The corporate market's appetite for e-learning is unaffected by the global economic slowdown, according to a new survey.
More than half of the 223 corporate training managers and human resources executives surveyed at e-learning company NETg's recent conference in Las Vegas said their firms' e-learning budgets had risen in the past year, while 84 per cent believed their senior management had become more committed to the concept.
More than 50 per cent said e-learning would have an impact on their recruitment and retention efforts within the next three years.
Nigel Howarth, NETg's vice-president of marketing, said training budgets had not been slashed because companies trying to get by with fewer staff realised its importance in helping employees learn new roles.
The survey also indicated growing acceptance of the "blended" approach to e-learning, where it is combined with some face-to-face teaching. More than a third of respondents said the approach helped their organisation increase efficiency.
Andy Rosenfield, chief executive officer of UNext, which develops courses in conjunction with five universities including the London Business School, said the economic slowdown would help drive e-learning in businesses.

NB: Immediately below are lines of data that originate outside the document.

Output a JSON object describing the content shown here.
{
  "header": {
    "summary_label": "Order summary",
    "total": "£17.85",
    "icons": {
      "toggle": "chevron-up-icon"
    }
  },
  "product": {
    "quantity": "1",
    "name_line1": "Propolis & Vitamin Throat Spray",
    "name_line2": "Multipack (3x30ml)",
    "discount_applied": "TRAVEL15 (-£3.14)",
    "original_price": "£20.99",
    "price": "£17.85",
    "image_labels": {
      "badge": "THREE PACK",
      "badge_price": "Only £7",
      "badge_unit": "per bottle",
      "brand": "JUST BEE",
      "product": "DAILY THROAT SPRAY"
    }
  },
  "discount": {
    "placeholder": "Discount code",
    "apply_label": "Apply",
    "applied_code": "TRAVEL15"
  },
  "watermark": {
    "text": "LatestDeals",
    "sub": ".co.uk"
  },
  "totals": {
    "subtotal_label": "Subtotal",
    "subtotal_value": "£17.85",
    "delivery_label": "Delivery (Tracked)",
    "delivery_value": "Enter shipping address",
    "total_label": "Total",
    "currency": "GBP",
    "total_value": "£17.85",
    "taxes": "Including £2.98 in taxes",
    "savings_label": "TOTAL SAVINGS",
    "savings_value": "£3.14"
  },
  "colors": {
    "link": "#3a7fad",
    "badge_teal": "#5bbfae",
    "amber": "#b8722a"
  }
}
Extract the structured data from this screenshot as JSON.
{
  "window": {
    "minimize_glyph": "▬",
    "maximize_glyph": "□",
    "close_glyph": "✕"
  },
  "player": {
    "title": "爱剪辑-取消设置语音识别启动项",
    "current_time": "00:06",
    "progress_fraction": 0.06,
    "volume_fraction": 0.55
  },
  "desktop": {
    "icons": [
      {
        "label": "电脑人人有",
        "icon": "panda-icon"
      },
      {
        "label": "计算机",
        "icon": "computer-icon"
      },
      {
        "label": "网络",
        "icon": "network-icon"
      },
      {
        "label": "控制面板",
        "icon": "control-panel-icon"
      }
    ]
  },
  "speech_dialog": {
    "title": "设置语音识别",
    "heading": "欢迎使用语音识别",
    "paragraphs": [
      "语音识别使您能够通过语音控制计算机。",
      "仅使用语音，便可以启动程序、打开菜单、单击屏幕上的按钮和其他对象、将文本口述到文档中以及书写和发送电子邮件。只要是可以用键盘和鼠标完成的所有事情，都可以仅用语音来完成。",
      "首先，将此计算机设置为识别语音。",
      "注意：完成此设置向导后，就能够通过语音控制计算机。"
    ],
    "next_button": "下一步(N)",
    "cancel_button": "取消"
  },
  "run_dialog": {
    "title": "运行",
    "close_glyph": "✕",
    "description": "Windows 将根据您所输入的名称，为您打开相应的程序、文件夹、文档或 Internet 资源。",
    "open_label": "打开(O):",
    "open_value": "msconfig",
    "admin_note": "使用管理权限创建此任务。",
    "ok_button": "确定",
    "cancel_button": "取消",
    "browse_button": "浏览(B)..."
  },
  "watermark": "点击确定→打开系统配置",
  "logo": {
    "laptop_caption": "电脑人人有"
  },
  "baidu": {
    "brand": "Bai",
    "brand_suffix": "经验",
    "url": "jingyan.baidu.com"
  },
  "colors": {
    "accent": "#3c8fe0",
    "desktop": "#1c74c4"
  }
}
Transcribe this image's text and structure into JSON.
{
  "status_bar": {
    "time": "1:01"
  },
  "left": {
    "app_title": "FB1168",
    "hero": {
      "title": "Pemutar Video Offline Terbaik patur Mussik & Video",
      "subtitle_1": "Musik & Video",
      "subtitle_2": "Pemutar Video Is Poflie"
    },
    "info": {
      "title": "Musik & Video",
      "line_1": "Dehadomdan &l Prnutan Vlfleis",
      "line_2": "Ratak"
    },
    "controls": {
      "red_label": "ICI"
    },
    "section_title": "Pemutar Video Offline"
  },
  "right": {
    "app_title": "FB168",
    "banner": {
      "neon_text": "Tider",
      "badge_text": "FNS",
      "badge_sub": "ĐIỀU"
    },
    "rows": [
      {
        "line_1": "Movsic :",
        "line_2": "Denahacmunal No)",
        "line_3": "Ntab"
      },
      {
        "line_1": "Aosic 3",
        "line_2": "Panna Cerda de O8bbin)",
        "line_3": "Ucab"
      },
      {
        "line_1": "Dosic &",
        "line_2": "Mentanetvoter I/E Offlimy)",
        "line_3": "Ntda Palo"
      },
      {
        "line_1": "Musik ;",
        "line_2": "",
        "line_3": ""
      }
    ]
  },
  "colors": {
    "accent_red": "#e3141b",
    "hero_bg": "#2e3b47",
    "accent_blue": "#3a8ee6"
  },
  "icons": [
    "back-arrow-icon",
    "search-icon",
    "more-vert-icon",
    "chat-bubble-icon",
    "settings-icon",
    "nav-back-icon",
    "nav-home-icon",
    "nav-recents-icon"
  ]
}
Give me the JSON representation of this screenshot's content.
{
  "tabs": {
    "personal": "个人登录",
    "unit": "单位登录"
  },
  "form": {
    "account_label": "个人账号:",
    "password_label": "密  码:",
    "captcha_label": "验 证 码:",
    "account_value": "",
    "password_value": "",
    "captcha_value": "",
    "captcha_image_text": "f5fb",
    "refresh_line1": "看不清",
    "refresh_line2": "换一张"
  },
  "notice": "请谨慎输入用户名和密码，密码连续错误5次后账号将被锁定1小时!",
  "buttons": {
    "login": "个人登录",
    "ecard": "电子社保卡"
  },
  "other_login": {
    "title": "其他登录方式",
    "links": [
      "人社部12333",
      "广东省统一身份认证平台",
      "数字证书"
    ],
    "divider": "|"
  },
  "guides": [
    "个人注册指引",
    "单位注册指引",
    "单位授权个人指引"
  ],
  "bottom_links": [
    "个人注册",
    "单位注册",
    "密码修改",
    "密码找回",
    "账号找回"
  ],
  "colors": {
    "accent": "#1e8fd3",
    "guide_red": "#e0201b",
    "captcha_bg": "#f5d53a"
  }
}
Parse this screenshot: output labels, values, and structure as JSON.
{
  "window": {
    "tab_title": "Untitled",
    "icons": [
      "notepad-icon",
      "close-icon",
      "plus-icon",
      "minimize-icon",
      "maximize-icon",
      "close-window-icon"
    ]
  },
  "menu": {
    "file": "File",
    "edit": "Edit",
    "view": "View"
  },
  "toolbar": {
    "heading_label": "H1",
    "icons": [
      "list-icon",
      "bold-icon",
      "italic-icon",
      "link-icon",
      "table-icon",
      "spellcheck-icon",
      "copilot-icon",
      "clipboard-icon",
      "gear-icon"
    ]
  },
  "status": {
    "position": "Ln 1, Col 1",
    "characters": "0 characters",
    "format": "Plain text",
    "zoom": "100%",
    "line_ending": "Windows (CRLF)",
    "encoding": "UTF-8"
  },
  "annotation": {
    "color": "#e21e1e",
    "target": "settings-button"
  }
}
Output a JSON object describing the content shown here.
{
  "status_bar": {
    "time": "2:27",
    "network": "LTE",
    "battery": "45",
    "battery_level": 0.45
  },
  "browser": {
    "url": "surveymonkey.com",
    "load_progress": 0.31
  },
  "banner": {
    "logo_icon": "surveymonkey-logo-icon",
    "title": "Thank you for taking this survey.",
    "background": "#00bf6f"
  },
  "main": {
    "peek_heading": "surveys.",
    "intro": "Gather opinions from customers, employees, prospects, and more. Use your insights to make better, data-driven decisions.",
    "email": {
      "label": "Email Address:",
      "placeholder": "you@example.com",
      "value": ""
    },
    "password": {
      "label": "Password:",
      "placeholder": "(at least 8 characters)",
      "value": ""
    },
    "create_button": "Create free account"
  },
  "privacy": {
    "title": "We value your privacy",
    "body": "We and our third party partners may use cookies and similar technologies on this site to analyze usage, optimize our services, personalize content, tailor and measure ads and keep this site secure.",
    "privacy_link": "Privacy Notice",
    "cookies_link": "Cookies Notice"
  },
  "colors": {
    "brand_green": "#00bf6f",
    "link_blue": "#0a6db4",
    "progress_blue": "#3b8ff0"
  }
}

"They have to be more economical ... while trying to improve quality. E-learning is one of these rare things where it is possible to have simultaneously both higher quality and lower cost," he said.